These trends are being driven primarily by deterioration in office loans.
Our next chart shows that the noncurrent loan balances grew at a faster pace than the allowance for credit losses, resulting in a decline in the reserve coverage ratio. The ratio of the allowance for credit losses to noncurrent loans fell from a peak of 224.8 percent last quarter to 209.9 percent this quarter.

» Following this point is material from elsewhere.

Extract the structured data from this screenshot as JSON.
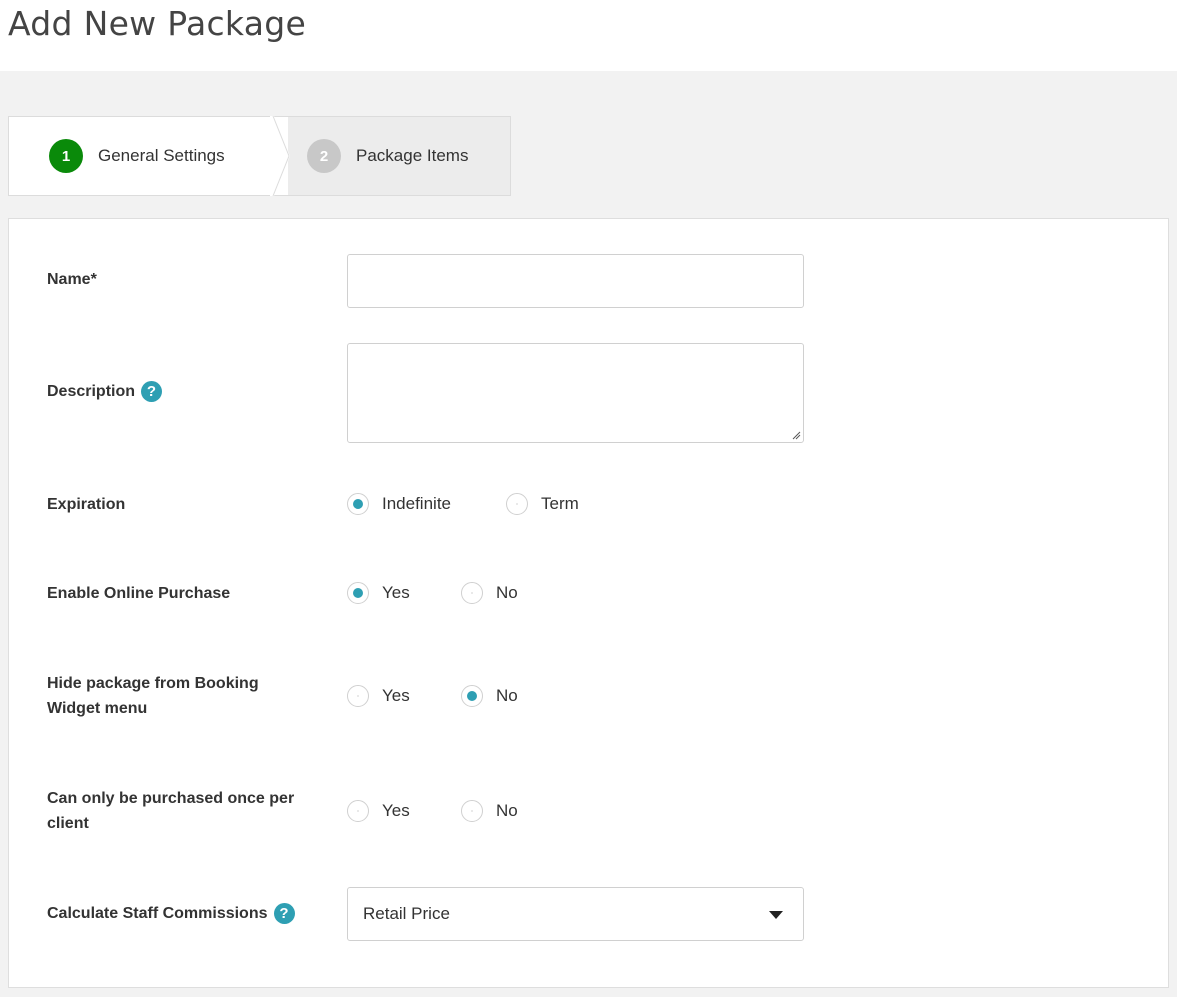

This next chart shows the number and total assets of banks on the “Problem Bank List.” Banks on this list have a CAMELS composite rating of “4” or “5” due to financial, operational, or managerial weaknesses, or a combination of such issues. The number of banks on the list increased by one from the previous quarter to 44 banks, and total assets held by problem banks increased by $7.5 billion quarter over quarter to $53.5 billion. One bank failed and two banks voluntarily liquidated in the third quarter.
This chart shows that deposits declined for a sixth consecutive quarter. Total deposits were $18.6 trillion, down 0.5 percent quarter over quarter, similar to the 0.5 percent decline reported in the second quarter. Domestic deposits declined $39.6 billion, or 0.2 percent quarter over quarter.

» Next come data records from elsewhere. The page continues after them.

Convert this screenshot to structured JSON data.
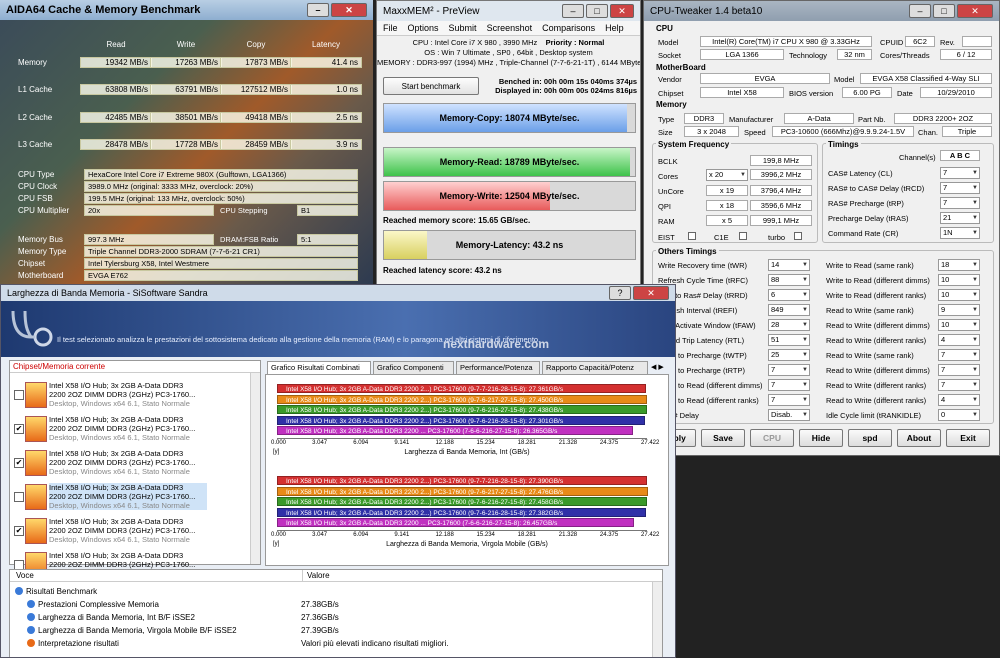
{
  "aida": {
    "title": "AIDA64 Cache & Memory Benchmark",
    "cols": [
      "Read",
      "Write",
      "Copy",
      "Latency"
    ],
    "rows": [
      {
        "label": "Memory",
        "vals": [
          "19342 MB/s",
          "17263 MB/s",
          "17873 MB/s",
          "41.4 ns"
        ]
      },
      {
        "label": "L1 Cache",
        "vals": [
          "63808 MB/s",
          "63791 MB/s",
          "127512 MB/s",
          "1.0 ns"
        ]
      },
      {
        "label": "L2 Cache",
        "vals": [
          "42485 MB/s",
          "38501 MB/s",
          "49418 MB/s",
          "2.5 ns"
        ]
      },
      {
        "label": "L3 Cache",
        "vals": [
          "28478 MB/s",
          "17728 MB/s",
          "28459 MB/s",
          "3.9 ns"
        ]
      }
    ],
    "cpu_type_l": "CPU Type",
    "cpu_type": "HexaCore Intel Core i7 Extreme 980X (Gulftown, LGA1366)",
    "cpu_clock_l": "CPU Clock",
    "cpu_clock": "3989.0 MHz (original: 3333 MHz, overclock: 20%)",
    "cpu_fsb_l": "CPU FSB",
    "cpu_fsb": "199.5 MHz (original: 133 MHz, overclock: 50%)",
    "cpu_mult_l": "CPU Multiplier",
    "cpu_mult": "20x",
    "stepping_l": "CPU Stepping",
    "stepping": "B1",
    "mem_bus_l": "Memory Bus",
    "mem_bus": "997.3 MHz",
    "ratio_l": "DRAM:FSB Ratio",
    "ratio": "5:1",
    "mem_type_l": "Memory Type",
    "mem_type": "Triple Channel DDR3-2000 SDRAM (7-7-6-21 CR1)",
    "chipset_l": "Chipset",
    "chipset": "Intel Tylersburg X58, Intel Westmere",
    "mobo_l": "Motherboard",
    "mobo": "EVGA E762"
  },
  "maxx": {
    "title": "MaxxMEM² - PreView",
    "menu": [
      "File",
      "Options",
      "Submit",
      "Screenshot",
      "Comparisons",
      "Help"
    ],
    "cpu_line": "CPU : Intel Core i7 X 980 , 3990 MHz",
    "priority": "Priority : Normal",
    "os_line": "OS : Win 7 Ultimate , SP0 , 64bit , Desktop system",
    "mem_line": "MEMORY : DDR3-997 (1994) MHz , Triple-Channel (7-7-6-21-1T) , 6144 MByte",
    "start": "Start benchmark",
    "benched": "Benched in: 00h 00m 15s 040ms 374µs",
    "displayed": "Displayed in: 00h 00m 00s 024ms 816µs",
    "copy": "Memory-Copy: 18074 MByte/sec.",
    "read": "Memory-Read: 18789 MByte/sec.",
    "write": "Memory-Write: 12504 MByte/sec.",
    "mem_score": "Reached memory score: 15.65 GB/sec.",
    "latency": "Memory-Latency: 43.2 ns",
    "lat_score": "Reached latency score: 43.2 ns",
    "copy_fill": 0.97,
    "read_fill": 0.98,
    "write_fill": 0.66,
    "latency_fill": 0.17
  },
  "cput": {
    "title": "CPU-Tweaker 1.4 beta10",
    "cpu_h": "CPU",
    "model_l": "Model",
    "model": "Intel(R) Core(TM) i7 CPU     X 980  @ 3.33GHz",
    "cpuid_l": "CPUID",
    "cpuid": "6C2",
    "rev_l": "Rev.",
    "rev": "",
    "socket_l": "Socket",
    "socket": "LGA 1366",
    "tech_l": "Technology",
    "tech": "32 nm",
    "cores_l": "Cores/Threads",
    "cores": "6 / 12",
    "mb_h": "MotherBoard",
    "vendor_l": "Vendor",
    "vendor": "EVGA",
    "mbmodel_l": "Model",
    "mbmodel": "EVGA X58 Classified 4-Way SLI",
    "chip_l": "Chipset",
    "chip": "Intel X58",
    "bios_l": "BIOS version",
    "bios": "6.00 PG",
    "date_l": "Date",
    "date": "10/29/2010",
    "mem_h": "Memory",
    "mtype_l": "Type",
    "mtype": "DDR3",
    "manu_l": "Manufacturer",
    "manu": "A-Data",
    "part_l": "Part Nb.",
    "part": "DDR3 2200+ 2OZ",
    "size_l": "Size",
    "size": "3 x 2048",
    "speed_l": "Speed",
    "speed": "PC3-10600 (666Mhz)@9.9.9.24-1.5V",
    "chan_l": "Chan.",
    "chan": "Triple",
    "freq_h": "System Frequency",
    "bclk_l": "BCLK",
    "bclk": "199,8 MHz",
    "cores2_l": "Cores",
    "cores_mult": "x 20",
    "cores_f": "3996,2 MHz",
    "uncore_l": "UnCore",
    "uncore_m": "x 19",
    "uncore_f": "3796,4 MHz",
    "qpi_l": "QPI",
    "qpi_m": "x 18",
    "qpi_f": "3596,6 MHz",
    "ram_l": "RAM",
    "ram_m": "x 5",
    "ram_f": "999,1 MHz",
    "eist": "EIST",
    "c1e": "C1E",
    "turbo": "turbo",
    "timings_h": "Timings",
    "channels_l": "Channel(s)",
    "channels": "A B C",
    "t_rows": [
      {
        "l": "CAS# Latency (CL)",
        "v": "7"
      },
      {
        "l": "RAS# to CAS# Delay (tRCD)",
        "v": "7"
      },
      {
        "l": "RAS# Precharge (tRP)",
        "v": "7"
      },
      {
        "l": "Precharge Delay (tRAS)",
        "v": "21"
      },
      {
        "l": "Command Rate (CR)",
        "v": "1N"
      }
    ],
    "other_h": "Others Timings",
    "o_left": [
      {
        "l": "Write Recovery time (tWR)",
        "v": "14"
      },
      {
        "l": "Refresh Cycle Time (tRFC)",
        "v": "88"
      },
      {
        "l": "Row to Ras# Delay (tRRD)",
        "v": "6"
      },
      {
        "l": "Refresh Interval (tREFI)",
        "v": "849"
      },
      {
        "l": "Four Activate Window (tFAW)",
        "v": "28"
      },
      {
        "l": "Round Trip Latency (RTL)",
        "v": "51"
      },
      {
        "l": "Read to Precharge (tWTP)",
        "v": "25"
      },
      {
        "l": "Read to Precharge (tRTP)",
        "v": "7"
      },
      {
        "l": "Read to Read (different dimms)",
        "v": "7"
      },
      {
        "l": "Read to Read (different ranks)",
        "v": "7"
      },
      {
        "l": "CAS# Delay",
        "v": "Disab."
      }
    ],
    "o_right": [
      {
        "l": "Write to Read (same rank)",
        "v": "18"
      },
      {
        "l": "Write to Read (different dimms)",
        "v": "10"
      },
      {
        "l": "Write to Read (different ranks)",
        "v": "10"
      },
      {
        "l": "Read to Write (same rank)",
        "v": "9"
      },
      {
        "l": "Read to Write (different dimms)",
        "v": "10"
      },
      {
        "l": "Read to Write (different ranks)",
        "v": "4"
      },
      {
        "l": "Read to Write (same rank)",
        "v": "7"
      },
      {
        "l": "Read to Write (different dimms)",
        "v": "7"
      },
      {
        "l": "Read to Write (different ranks)",
        "v": "7"
      },
      {
        "l": "Read to Write (different ranks)",
        "v": "4"
      },
      {
        "l": "Idle Cycle limit (tRANKIDLE)",
        "v": "0"
      }
    ],
    "buttons": [
      "Apply",
      "Save",
      "CPU",
      "Hide",
      "spd",
      "About",
      "Exit"
    ]
  },
  "sandra": {
    "title": "Larghezza di Banda Memoria - SiSoftware Sandra",
    "banner": "Il test selezionato analizza le prestazioni del sottosistema dedicato alla gestione della memoria (RAM) e lo paragona ad altri sistemi di riferimento.",
    "watermark": "nexthardware.com",
    "list_h": "Chipset/Memoria corrente",
    "items": [
      {
        "a": "Intel X58 I/O Hub; 3x 2GB A-Data DDR3",
        "b": "2200 2OZ DIMM DDR3 (2GHz) PC3-1760...",
        "c": "Desktop, Windows x64 6.1, Stato Normale",
        "chk": ""
      },
      {
        "a": "Intel X58 I/O Hub; 3x 2GB A-Data DDR3",
        "b": "2200 2OZ DIMM DDR3 (2GHz) PC3-1760...",
        "c": "Desktop, Windows x64 6.1, Stato Normale",
        "chk": "✔"
      },
      {
        "a": "Intel X58 I/O Hub; 3x 2GB A-Data DDR3",
        "b": "2200 2OZ DIMM DDR3 (2GHz) PC3-1760...",
        "c": "Desktop, Windows x64 6.1, Stato Normale",
        "chk": "✔"
      },
      {
        "a": "Intel X58 I/O Hub; 3x 2GB A-Data DDR3",
        "b": "2200 2OZ DIMM DDR3 (2GHz) PC3-1760...",
        "c": "Desktop, Windows x64 6.1, Stato Normale",
        "chk": ""
      },
      {
        "a": "Intel X58 I/O Hub; 3x 2GB A-Data DDR3",
        "b": "2200 2OZ DIMM DDR3 (2GHz) PC3-1760...",
        "c": "Desktop, Windows x64 6.1, Stato Normale",
        "chk": "✔"
      },
      {
        "a": "Intel X58 I/O Hub; 3x 2GB A-Data DDR3",
        "b": "2200 2OZ DIMM DDR3 (2GHz) PC3-1760...",
        "c": "",
        "chk": ""
      }
    ],
    "tabs": [
      "Grafico Risultati Combinati",
      "Grafico Componenti",
      "Performance/Potenza",
      "Rapporto Capacità/Potenz"
    ],
    "axis_ticks": [
      "0.000",
      "3.047",
      "6.094",
      "9.141",
      "12.188",
      "15.234",
      "18.281",
      "21.328",
      "24.375",
      "27.422"
    ],
    "y_unit": "[y]",
    "chart1_title": "Larghezza di Banda Memoria, Int (GB/s)",
    "chart2_title": "Larghezza di Banda Memoria, Virgola Mobile (GB/s)",
    "bars_int": [
      {
        "t": "Intel X58 I/O Hub; 3x 2GB A-Data DDR3 2200 2...) PC3-17600 (9-7-7-216-28-15-8): 27.361GB/s",
        "v": 27.361,
        "c": "#d43030"
      },
      {
        "t": "Intel X58 I/O Hub; 3x 2GB A-Data DDR3 2200 2...) PC3-17600 (9-7-6-217-27-15-8): 27.450GB/s",
        "v": 27.45,
        "c": "#e88a18"
      },
      {
        "t": "Intel X58 I/O Hub; 3x 2GB A-Data DDR3 2200 2...) PC3-17600 (9-7-6-216-27-15-8): 27.438GB/s",
        "v": 27.438,
        "c": "#3a9a2a"
      },
      {
        "t": "Intel X58 I/O Hub; 3x 2GB A-Data DDR3 2200 2...) PC3-17600 (9-7-6-216-28-15-8): 27.301GB/s",
        "v": 27.301,
        "c": "#3030a8"
      },
      {
        "t": "Intel X58 I/O Hub; 3x 2GB A-Data DDR3 2200 ... PC3-17600 (7-6-6-216-27-15-8): 26.365GB/s",
        "v": 26.365,
        "c": "#c030c0"
      }
    ],
    "bars_fp": [
      {
        "t": "Intel X58 I/O Hub; 3x 2GB A-Data DDR3 2200 2...) PC3-17600 (9-7-7-216-28-15-8): 27.390GB/s",
        "v": 27.39,
        "c": "#d43030"
      },
      {
        "t": "Intel X58 I/O Hub; 3x 2GB A-Data DDR3 2200 2...) PC3-17600 (9-7-6-217-27-15-8): 27.476GB/s",
        "v": 27.476,
        "c": "#e88a18"
      },
      {
        "t": "Intel X58 I/O Hub; 3x 2GB A-Data DDR3 2200 2...) PC3-17600 (9-7-6-216-27-15-8): 27.458GB/s",
        "v": 27.458,
        "c": "#3a9a2a"
      },
      {
        "t": "Intel X58 I/O Hub; 3x 2GB A-Data DDR3 2200 2...) PC3-17600 (9-7-6-216-28-15-8): 27.382GB/s",
        "v": 27.382,
        "c": "#3030a8"
      },
      {
        "t": "Intel X58 I/O Hub; 3x 2GB A-Data DDR3 2200 ... PC3-17600 (7-6-6-216-27-15-8): 26.457GB/s",
        "v": 26.457,
        "c": "#c030c0"
      }
    ],
    "col_voce": "Voce",
    "col_valore": "Valore",
    "results": [
      {
        "l": "Risultati Benchmark",
        "v": ""
      },
      {
        "l": "Prestazioni Complessive Memoria",
        "v": "27.38GB/s"
      },
      {
        "l": "Larghezza di Banda Memoria, Int B/F iSSE2",
        "v": "27.36GB/s"
      },
      {
        "l": "Larghezza di Banda Memoria, Virgola Mobile B/F iSSE2",
        "v": "27.39GB/s"
      },
      {
        "l": "Interpretazione risultati",
        "v": "Valori più elevati indicano risultati migliori."
      }
    ]
  }
}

In the third quarter, we observed the continuation of the trend in which customers are actively seeking higher yields. Lower–earning accounts such as transaction, money market deposit, and other savings accounts declined by $285.2 billion during the quarter, while higher–yielding time deposits increased by $245.5 billion. Brokered deposits increased 7.4 percent from the prior quarter and now make up 7.0 percent of total deposits, up from 3.9 percent a year ago.

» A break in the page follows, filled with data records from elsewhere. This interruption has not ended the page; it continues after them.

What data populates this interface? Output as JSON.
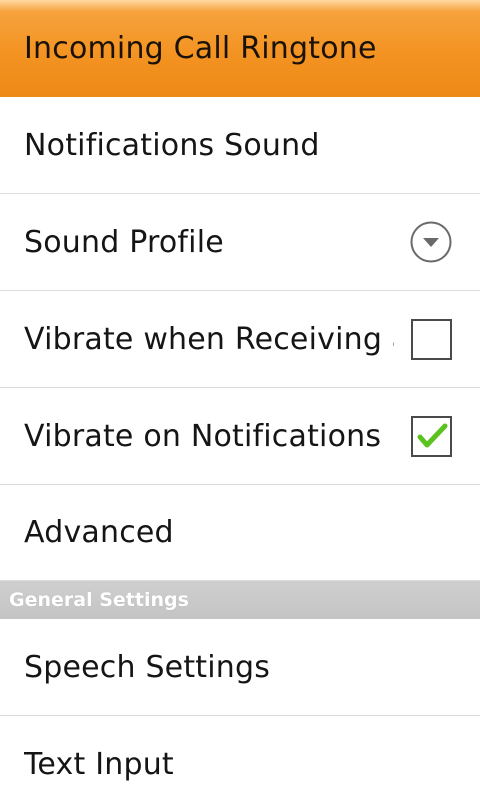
{
  "colors": {
    "selected_row": "#f39322",
    "divider": "#dcdcdc",
    "section_header_bg": "#c8c8c8",
    "checkmark": "#5cc21e"
  },
  "settings_list": {
    "rows": [
      {
        "label": "Incoming Call Ringtone",
        "selected": true
      },
      {
        "label": "Notifications Sound"
      },
      {
        "label": "Sound Profile",
        "widget_icon": "dropdown-circle-icon"
      },
      {
        "label": "Vibrate when Receiving a",
        "checked": false
      },
      {
        "label": "Vibrate on Notifications",
        "checked": true
      },
      {
        "label": "Advanced"
      }
    ]
  },
  "general_section": {
    "header": "General Settings",
    "rows": [
      {
        "label": "Speech Settings"
      },
      {
        "label": "Text Input"
      }
    ]
  }
}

In the third quarter, insured deposits increased by 0.1 percent, driven by higher levels of insured brokered and reciprocal deposits. Uninsured deposits declined by 0.4 percent, much less than the 2.5 percent decline reported in the second quarter.
This chart shows that the DIF balance was $119.3 billion on September 30, up approximately $2.4 billion from the second quarter balance. Assessment revenue was the primary driver of the increase in the fund. Insured deposits increased by 0.1 percent during the third quarter, and year–over–year insured deposit growth was 4.1 percent. The reserve ratio—the fund balance relative to insured deposits—increased by two basis points in the third quarter to 1.13 percent as of September 30. The reserve ratio was 10 basis points lower than a year ago.
The FDIC adopted a DIF Restoration Plan on September 15, 2020, to return the reserve ratio to the statutory minimum of 1.35 percent by September 30, 2028, as required by law. Based on FDIC projections, the reserve ratio remains on track to reach 1.35 percent by the statutory deadline. The FDIC will continue to monitor factors affecting the reserve ratio, including but not limited to insured deposit growth and potential losses due to bank failures and related reserves.
In conclusion, the banking industry again proved to be resilient in the third quarter. After excluding non–recurring accounting gains in the first half of 2023, net income would have been roughly flat for the past four quarters at a level considered high by historical measures. In addition, overall asset quality metrics remained favorable and the industry remains well capitalized.
However, the banking industry still faces significant challenges from the effects of inflation, rising market interest rates, and geopolitical uncertainty. These risks, combined with concerns about commercial real estate fundamentals, especially in office markets, as well as continued pressure on funding levels and earnings, will be matters of continued supervisory attention by the FDIC.
1 In this statement, the "pre–pandemic average" refers to the period of first quarter 2015 through fourth quarter 2019.